Georgia Mason | Graduate & Postdoctoral Studies

COVID-19

The Office of Graduate and Postdoctoral Studies is working to ensure that existing and incoming graduate students, and applicants stay informed of the University’s response to the evolving global impact of COVID-19.  The University is continuing to update our COVID-19 page with recent information, answers to FAQs and other resources. 

Existing Students: see UPDATE FROM THE AVP GRADUATE STUDIES.  For international students with questions relating to your study permit, please connect with your international student advisor; if you have gone abroad or intend to go abroad, and you have new immigration or travel concerns, please consult with your international student advisor.

Incoming Graduate Students:   Students expecting to start summer'20 should have received an email outlining your options; if not,  please email us.  Students expecting to start fall'20 should count on doing so, at least until told otherwise.  If you have questions or concerns about meeting the conditions on your offer letters, please email us.

 

Applicants: We continue to process applicants and issue of offers of admission. 

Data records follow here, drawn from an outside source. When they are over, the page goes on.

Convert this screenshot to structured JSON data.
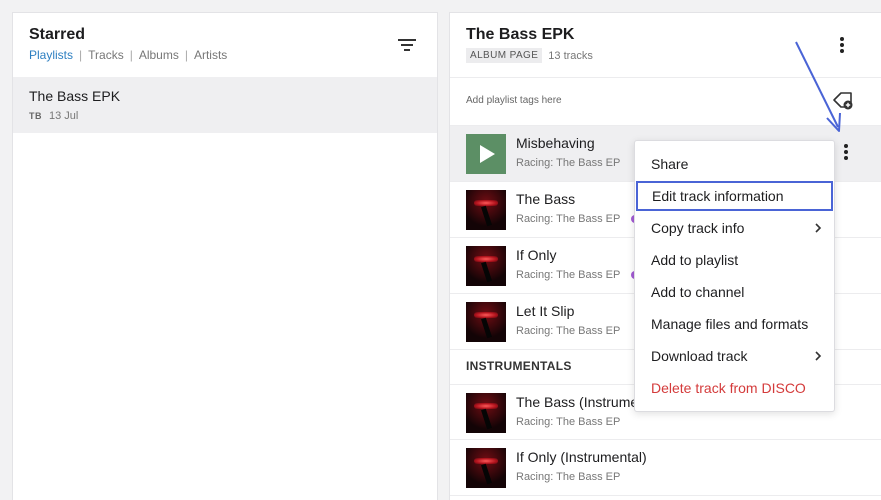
{
  "starred": {
    "title": "Starred",
    "tabs": [
      "Playlists",
      "Tracks",
      "Albums",
      "Artists"
    ],
    "playlists": [
      {
        "name": "The Bass EPK",
        "initials": "TB",
        "date": "13 Jul"
      }
    ]
  },
  "playlist": {
    "title": "The Bass EPK",
    "badge": "ALBUM PAGE",
    "track_count": "13 tracks",
    "tags_placeholder": "Add playlist tags here",
    "tracks": [
      {
        "title": "Misbehaving",
        "subtitle": "Racing: The Bass EP"
      },
      {
        "title": "The Bass",
        "subtitle": "Racing: The Bass EP"
      },
      {
        "title": "If Only",
        "subtitle": "Racing: The Bass EP"
      },
      {
        "title": "Let It Slip",
        "subtitle": "Racing: The Bass EP"
      }
    ],
    "section": "INSTRUMENTALS",
    "instrumental_tracks": [
      {
        "title": "The Bass (Instrumental)",
        "subtitle": "Racing: The Bass EP"
      },
      {
        "title": "If Only (Instrumental)",
        "subtitle": "Racing: The Bass EP"
      }
    ]
  },
  "context_menu": {
    "items": [
      {
        "label": "Share"
      },
      {
        "label": "Edit track information",
        "highlighted": true
      },
      {
        "label": "Copy track info",
        "submenu": true
      },
      {
        "label": "Add to playlist"
      },
      {
        "label": "Add to channel"
      },
      {
        "label": "Manage files and formats"
      },
      {
        "label": "Download track",
        "submenu": true
      },
      {
        "label": "Delete track from DISCO",
        "danger": true
      }
    ]
  },
  "colors": {
    "accent_blue": "#2d7fc1",
    "annotation": "#4a64d6",
    "danger": "#d43b3b",
    "play_tile": "#5c8f65",
    "tag_dot": "#a35bd3"
  }
}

The Office of Graduate and Postdoctoral Studies is committed to supporting our students.  We will work with you to ensure minimized disruption for all current and incoming students. 

Georgia Mason

Portrait of Dr. Georgia Mason

Email: 
gmason@uoguelph.ca
Summary: 

 I and my lab study animal welfare. We're interested in how to create good living conditions for animals kept in labs, zoos and farms; in how scientists can assess well-being objectively; and in what happens to brain and behaviour when animals are raised and kept lifelong in confining, barren enclosures.

Programs

About my research…

 I and my lab study animal welfare. We're interested in how to create good living conditions for animals kept in labs, zoos and farms; in how scientists can assess well-being objectively; and in what happens to brain and behaviour when animals are raised and kept lifelong in confining, barren enclosures. We've worked on everything from elephants to zebra fish to chickens, but most our of our work involves experiments with mice and mink.

How my research improves life…

Our work aims to improve life for animals. Keeping animals in small barren enclosures is standard practice for farms and laboratories - they're cost effective, easy to clean, and mean that many animals can be kept in a small area. But animals pay a price for this efficiency: such conditions restrict their abilities to perform natural behaviour, and often cause them to develop abnormal repetitive behaviours like stereotypic pacing. We therefore work on how to evaluate and improve captive housing conditions for animals, so as to improve their well-being.